Personal life and honoursEdit

Norgrove is married to Jenny and they have two daughters and a son.[3] He lives in Islington, North London and Combe, Berkshire.[22]

He was knighted in the 2016 New Year Honours for services to the low paid and the family justice system.[23][24]

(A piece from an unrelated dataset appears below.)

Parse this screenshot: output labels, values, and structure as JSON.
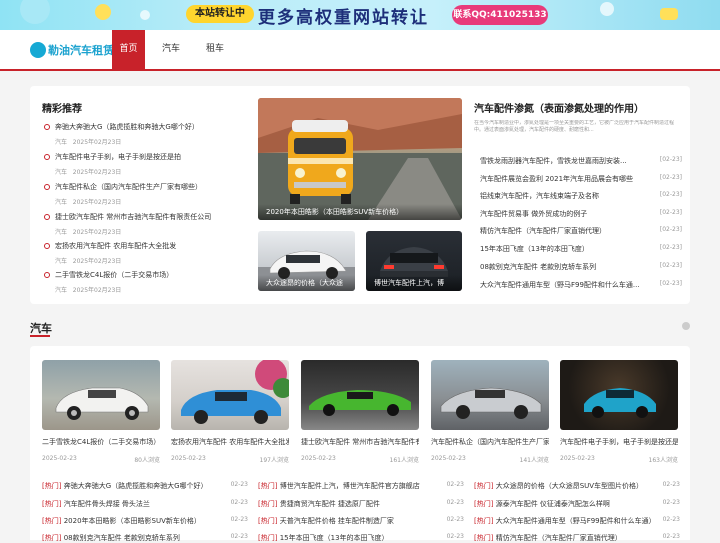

  1. ^ Deeley, Alison (1994). D&B Europa: 1994. Dun & Bradstreet.
  2. ^ "David Norgrove Authorised Biography". Debrett’s People of Today.
  3. ^ a b Inman, Phillip (19 February 2009). "Pensions watchdog whose quiet bark belies a powerful bite". The Guardian. ISSN 0261-3077. Retrieved 20 January 2017.
  4. ^ a b c Department of Work and Pensions (13 December 2004). "David Norgrove announced as first chair of The Pensions Regulator". dwp.gov.uk. HM Government. Archived from the original on 28 January 2013. Retrieved 20 January 2017.
  5. ^ Marks and Spencer p.l.c. (18 September 2000). "MARKS & SPENCER ANNOUNCES NEW TOP MANAGEMENT TEAM". Archived from the original on 20 March 2007.
  6. ^ a b Rankine, Kate (15 January 2004). "M&S fires clothing chief over Christmas slump". The Telegraph. Retrieved 20 January 2017.
  7. ^ "British Museum Trustees". 10 Downing Street. HM Government. 23 March 2004. Archived from the original on 11 June 2007. Retrieved 20 January 2017. The Prime Minister has appointed David Norgrove Esq to the Board of the British Museum. The appointment will be for a period of four years with effect from 23 March 2004.
  8. ^ a b "UK Statistics Authority chair appointment". GOV.UK. Cabinet Office. 20 January 2017. Retrieved 12 May 2020.
  9. ^ "Financial News - Setting the agenda for the City". www.fnlondon.com. Retrieved 31 October 2021.
  10. ^ Terazono, Emiko (7 July 2011). "HSBC alumni in the City". Financial Times. Retrieved 12 May 2020.
  11. ^ Hencke, David (27 March 2009). "Margaret Thatcher adviser takes role as Low Pay Commission chairman". The Guardian. Retrieved 12 May 2020.
  12. ^ "Bryan Sanderson appointed interim Chairman of the Low Pay Commission". GOV.UK. 17 February 2017. Retrieved 12 May 2020.
  13. ^ "Sir Robert Chote appointed as Chair of the UK Statistics Authority" (Press release). GOV.UK. 1 June 2022. Retrieved 22 June 2022.
  14. ^ "Family Justice Review panel publishes interim report". Family Law Week. Retrieved 28 May 2020.
  15. ^ Johnson, Wesley (3 November 2011). "Family justice review 'a betrayal'". The Independent. Retrieved 28 May 2020.
  16. ^ "Family Justice Board:Written question - 147779". UK Parliament. Ministry of Justice. 4 June 2018. Retrieved 28 May 2020.
  17. ^ Palmer, Alasdair (26 May 2012). "The law should be helping a child to have two parents". The Telegraph. ISSN 0307-1235. Retrieved 2 June 2020.
  18. ^ Parkinson, Patrick (2 May 2012). "Meaningful Reform of the Children Act 1989: Learning from the Australian Experience". The Centre for Social Justice. S2CID 152311085. {{cite journal}}: Cite journal requires |journal= (help)
  19. ^ "Justice Committee - Pre-legislative scrutiny of the Children and Families Bill: Written evidence from Professor Patrick Parkinson, University of Sydney (CFB 12)". House of Commons. 19 December 2012. Retrieved 2 June 2020.
  20. ^ Dr. Rob George. "The role of law in family disputes" (PDF). Discovery.ucl.ac.uk. Retrieved 31 October 2021.
  21. ^ "Archived copy" (PDF). Archived from the original (PDF) on 8 September 2019. Retrieved 3 June 2020.{{cite web}}: CS1 maint: archived copy as title (link)
  22. ^ "Running like clockwork". Accountancy Age. 19 April 2005. Retrieved 20 January 2017.
  23. ^ "No. 61450". The London Gazette (Supplement). 30 December 2015. p. N2.
  24. ^ "New Year's Honours 2016 list" (PDF). Gov.uk. 30 December 2015. Retrieved 30 December 2015.